(MATERIAL PROVIDED begins)
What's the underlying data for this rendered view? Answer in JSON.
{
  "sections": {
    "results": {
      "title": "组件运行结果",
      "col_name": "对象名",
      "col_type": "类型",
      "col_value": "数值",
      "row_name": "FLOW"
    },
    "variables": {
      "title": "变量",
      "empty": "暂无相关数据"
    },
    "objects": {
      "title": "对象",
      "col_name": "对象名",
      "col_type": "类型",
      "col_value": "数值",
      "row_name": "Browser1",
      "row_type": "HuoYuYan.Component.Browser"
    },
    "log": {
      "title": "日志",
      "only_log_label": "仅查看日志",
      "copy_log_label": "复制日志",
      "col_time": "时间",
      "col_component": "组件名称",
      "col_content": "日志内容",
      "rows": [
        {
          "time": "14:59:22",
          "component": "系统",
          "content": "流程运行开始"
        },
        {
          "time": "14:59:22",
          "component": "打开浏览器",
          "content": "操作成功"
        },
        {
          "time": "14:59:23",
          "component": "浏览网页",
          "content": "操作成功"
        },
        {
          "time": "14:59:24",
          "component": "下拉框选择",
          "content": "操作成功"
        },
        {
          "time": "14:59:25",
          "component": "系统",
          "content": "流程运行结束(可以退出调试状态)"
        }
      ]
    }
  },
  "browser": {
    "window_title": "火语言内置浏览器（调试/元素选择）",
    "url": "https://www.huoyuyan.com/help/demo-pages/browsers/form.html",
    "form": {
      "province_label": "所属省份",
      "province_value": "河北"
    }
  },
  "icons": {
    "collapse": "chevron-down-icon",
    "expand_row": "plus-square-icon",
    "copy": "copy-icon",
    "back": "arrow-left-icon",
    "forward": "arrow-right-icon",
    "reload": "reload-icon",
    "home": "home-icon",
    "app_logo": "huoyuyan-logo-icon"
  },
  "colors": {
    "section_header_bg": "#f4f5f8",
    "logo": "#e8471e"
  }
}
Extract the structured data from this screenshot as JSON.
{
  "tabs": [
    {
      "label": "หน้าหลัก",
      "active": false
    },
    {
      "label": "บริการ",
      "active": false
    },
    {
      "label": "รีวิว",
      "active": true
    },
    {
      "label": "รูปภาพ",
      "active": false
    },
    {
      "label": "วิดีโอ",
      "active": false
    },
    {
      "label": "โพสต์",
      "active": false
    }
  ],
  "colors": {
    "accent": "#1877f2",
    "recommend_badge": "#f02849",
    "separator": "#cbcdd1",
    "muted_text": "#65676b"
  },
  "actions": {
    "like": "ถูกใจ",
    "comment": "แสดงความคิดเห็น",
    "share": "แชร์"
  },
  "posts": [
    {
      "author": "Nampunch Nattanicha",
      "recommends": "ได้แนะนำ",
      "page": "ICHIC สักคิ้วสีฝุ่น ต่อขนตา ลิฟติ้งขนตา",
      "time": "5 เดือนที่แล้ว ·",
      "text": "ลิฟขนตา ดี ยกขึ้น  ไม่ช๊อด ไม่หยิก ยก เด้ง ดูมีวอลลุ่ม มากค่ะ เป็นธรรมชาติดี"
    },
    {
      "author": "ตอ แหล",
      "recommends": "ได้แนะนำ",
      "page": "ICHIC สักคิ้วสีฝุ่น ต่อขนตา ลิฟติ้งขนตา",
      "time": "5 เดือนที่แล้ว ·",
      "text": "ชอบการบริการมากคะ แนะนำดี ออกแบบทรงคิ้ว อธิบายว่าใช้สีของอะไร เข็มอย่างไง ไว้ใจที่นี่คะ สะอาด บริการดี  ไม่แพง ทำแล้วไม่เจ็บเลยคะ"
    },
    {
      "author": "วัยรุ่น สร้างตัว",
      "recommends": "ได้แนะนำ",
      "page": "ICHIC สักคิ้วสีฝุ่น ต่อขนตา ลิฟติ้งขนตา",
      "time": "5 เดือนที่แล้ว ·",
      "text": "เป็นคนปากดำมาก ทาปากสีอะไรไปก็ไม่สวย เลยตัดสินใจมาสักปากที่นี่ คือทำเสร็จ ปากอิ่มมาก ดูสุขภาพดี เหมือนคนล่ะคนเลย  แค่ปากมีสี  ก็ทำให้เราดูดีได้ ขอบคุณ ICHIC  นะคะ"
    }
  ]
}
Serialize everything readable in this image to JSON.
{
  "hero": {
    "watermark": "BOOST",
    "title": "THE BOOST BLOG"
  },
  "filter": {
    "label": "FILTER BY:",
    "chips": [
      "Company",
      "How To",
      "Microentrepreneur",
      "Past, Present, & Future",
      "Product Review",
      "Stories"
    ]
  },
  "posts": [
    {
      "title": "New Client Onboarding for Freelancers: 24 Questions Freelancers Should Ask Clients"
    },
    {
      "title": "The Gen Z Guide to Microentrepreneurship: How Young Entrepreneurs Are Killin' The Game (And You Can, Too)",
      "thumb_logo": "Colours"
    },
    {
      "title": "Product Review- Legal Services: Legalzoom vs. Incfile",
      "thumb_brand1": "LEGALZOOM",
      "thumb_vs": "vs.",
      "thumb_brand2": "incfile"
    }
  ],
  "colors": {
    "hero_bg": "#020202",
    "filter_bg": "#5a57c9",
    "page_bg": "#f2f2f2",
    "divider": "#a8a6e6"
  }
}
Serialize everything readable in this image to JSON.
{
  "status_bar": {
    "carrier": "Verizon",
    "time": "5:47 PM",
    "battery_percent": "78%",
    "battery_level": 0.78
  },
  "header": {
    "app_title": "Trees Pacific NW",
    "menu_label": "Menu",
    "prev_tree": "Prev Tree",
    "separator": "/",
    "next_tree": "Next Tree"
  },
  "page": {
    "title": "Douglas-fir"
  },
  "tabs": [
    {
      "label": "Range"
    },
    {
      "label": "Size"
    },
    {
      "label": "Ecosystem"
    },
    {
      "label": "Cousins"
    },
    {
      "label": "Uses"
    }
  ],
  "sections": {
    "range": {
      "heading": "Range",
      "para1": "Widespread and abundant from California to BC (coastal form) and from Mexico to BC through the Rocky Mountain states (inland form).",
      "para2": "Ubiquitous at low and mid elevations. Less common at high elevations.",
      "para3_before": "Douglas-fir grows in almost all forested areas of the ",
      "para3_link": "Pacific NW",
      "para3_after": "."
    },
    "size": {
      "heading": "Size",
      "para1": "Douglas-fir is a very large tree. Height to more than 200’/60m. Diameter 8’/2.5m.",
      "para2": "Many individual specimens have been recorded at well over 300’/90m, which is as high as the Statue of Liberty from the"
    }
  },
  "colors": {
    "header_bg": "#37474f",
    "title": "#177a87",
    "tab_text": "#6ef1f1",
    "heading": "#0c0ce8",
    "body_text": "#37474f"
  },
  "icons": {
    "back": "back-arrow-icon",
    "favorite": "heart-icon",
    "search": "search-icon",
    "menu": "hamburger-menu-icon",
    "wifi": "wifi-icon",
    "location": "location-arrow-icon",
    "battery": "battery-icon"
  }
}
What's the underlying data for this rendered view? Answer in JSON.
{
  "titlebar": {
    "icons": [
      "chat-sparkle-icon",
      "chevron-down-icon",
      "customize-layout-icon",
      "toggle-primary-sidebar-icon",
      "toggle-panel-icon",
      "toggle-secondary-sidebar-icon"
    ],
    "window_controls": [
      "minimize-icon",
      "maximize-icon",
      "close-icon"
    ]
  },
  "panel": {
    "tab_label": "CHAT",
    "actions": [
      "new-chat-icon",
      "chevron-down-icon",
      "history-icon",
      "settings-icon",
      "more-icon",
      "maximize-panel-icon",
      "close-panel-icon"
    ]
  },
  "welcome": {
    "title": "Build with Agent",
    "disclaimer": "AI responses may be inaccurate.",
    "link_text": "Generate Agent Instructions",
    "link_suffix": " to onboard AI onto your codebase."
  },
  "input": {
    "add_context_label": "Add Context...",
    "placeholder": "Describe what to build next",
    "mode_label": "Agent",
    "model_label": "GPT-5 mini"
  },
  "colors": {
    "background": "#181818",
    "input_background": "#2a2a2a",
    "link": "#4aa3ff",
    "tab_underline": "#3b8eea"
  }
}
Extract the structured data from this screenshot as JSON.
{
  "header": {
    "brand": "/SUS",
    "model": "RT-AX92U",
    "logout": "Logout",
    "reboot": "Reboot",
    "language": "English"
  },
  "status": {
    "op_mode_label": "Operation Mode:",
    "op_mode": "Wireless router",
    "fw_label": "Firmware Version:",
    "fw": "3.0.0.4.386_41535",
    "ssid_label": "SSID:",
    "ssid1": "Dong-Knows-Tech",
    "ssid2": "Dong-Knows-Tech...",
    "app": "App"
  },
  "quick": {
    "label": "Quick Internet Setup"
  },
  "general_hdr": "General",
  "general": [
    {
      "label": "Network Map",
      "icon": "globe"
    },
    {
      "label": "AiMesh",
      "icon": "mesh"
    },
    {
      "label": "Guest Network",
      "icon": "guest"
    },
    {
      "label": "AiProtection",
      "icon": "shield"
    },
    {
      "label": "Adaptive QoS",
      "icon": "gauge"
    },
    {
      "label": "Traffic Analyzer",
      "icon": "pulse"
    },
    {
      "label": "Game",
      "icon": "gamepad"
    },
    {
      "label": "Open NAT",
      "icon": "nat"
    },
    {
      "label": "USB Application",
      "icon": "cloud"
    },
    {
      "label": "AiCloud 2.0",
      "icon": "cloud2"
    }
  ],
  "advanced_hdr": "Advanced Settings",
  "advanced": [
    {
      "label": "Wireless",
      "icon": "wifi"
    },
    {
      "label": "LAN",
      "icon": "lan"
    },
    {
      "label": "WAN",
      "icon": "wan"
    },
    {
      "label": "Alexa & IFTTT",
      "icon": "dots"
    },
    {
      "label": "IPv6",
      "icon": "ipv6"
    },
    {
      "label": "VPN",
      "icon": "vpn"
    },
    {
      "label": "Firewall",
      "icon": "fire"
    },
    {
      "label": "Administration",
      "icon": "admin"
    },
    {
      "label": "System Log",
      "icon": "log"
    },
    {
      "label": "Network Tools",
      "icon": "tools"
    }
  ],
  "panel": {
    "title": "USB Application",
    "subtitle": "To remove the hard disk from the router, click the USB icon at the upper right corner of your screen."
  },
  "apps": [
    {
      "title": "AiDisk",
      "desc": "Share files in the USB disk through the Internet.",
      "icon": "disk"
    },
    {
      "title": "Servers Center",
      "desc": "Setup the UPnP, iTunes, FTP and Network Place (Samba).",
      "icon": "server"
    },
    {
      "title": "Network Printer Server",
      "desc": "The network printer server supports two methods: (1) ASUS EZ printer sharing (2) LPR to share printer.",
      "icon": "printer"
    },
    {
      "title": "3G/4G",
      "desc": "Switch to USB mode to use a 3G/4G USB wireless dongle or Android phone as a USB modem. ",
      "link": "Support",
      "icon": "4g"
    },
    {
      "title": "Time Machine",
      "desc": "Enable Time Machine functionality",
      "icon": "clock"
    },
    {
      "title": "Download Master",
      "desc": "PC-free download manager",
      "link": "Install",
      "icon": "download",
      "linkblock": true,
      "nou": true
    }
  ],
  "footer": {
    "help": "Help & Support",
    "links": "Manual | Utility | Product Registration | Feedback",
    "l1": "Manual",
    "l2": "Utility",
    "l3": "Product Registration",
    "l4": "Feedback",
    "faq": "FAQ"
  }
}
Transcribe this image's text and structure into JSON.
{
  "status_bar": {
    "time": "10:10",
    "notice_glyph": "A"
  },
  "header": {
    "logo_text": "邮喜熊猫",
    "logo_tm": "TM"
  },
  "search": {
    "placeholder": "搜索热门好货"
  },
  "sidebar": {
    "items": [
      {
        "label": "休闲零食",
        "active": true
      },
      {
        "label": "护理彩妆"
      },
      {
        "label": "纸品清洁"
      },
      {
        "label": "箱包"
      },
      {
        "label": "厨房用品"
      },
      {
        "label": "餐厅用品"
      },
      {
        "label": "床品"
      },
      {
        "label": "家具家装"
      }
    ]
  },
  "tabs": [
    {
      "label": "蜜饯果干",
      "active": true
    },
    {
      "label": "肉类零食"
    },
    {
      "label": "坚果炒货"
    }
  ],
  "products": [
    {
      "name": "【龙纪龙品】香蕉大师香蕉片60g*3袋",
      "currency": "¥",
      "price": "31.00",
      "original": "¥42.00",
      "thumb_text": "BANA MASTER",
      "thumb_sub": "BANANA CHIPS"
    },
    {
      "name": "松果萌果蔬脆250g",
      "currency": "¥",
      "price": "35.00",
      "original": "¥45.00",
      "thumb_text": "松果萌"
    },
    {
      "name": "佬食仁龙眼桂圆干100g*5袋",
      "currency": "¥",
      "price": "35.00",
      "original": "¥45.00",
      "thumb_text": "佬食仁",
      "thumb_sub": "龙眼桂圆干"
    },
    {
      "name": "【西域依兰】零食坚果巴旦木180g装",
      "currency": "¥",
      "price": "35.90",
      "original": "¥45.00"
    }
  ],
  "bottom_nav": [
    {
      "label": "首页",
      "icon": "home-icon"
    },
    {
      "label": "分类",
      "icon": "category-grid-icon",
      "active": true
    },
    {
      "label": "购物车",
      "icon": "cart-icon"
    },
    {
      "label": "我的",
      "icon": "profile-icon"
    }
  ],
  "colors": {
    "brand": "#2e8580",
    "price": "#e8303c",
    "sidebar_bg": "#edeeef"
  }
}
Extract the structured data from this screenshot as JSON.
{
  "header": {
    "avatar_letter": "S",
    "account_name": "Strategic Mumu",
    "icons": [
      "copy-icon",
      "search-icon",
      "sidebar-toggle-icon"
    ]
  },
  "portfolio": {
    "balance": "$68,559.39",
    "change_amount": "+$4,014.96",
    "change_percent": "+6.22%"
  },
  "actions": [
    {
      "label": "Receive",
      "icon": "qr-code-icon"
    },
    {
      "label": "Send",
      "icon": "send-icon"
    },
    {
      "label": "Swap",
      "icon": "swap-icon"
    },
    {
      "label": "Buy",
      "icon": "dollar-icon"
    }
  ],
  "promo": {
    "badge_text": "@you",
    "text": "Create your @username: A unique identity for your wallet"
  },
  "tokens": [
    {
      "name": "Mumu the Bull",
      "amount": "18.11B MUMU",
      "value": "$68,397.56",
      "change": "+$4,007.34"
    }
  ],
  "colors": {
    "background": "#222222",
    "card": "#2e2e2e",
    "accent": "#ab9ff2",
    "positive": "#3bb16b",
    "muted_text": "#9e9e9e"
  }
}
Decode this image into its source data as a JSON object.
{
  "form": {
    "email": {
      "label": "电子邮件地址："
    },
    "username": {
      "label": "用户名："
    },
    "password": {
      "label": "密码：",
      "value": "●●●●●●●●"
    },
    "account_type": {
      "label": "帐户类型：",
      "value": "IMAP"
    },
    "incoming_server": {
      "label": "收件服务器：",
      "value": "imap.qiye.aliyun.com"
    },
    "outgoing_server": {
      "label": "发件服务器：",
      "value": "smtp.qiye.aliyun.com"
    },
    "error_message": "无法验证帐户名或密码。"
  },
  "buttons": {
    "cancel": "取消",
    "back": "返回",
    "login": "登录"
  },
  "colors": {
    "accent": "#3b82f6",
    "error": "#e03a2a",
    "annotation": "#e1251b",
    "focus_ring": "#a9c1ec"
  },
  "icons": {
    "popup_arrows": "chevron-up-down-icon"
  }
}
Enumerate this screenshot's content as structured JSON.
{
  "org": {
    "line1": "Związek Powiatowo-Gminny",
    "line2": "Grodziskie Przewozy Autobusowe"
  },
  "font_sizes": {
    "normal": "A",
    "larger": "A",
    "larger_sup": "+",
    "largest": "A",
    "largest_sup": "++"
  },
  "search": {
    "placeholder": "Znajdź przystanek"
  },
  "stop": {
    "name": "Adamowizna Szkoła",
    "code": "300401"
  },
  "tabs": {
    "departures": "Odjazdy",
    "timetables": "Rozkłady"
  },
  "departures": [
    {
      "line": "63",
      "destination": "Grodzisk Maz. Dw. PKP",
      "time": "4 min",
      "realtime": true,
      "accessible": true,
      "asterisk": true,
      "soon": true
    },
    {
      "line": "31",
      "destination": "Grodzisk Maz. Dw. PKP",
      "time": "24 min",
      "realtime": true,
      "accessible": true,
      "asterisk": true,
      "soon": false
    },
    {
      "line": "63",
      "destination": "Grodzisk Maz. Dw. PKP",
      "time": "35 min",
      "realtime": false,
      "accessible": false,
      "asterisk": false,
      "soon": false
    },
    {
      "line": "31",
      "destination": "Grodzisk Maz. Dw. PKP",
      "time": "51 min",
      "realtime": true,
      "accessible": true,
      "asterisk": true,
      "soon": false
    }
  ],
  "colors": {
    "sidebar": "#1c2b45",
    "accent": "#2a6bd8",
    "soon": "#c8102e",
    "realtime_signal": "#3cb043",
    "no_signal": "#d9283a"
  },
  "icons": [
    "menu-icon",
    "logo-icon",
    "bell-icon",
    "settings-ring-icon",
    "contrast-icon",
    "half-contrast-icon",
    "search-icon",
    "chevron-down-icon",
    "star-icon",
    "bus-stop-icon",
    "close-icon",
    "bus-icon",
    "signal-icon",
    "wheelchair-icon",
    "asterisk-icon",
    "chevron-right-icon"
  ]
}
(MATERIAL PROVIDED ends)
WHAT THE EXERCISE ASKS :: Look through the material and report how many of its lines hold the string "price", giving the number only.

PROBLEM SOLUTION :: 5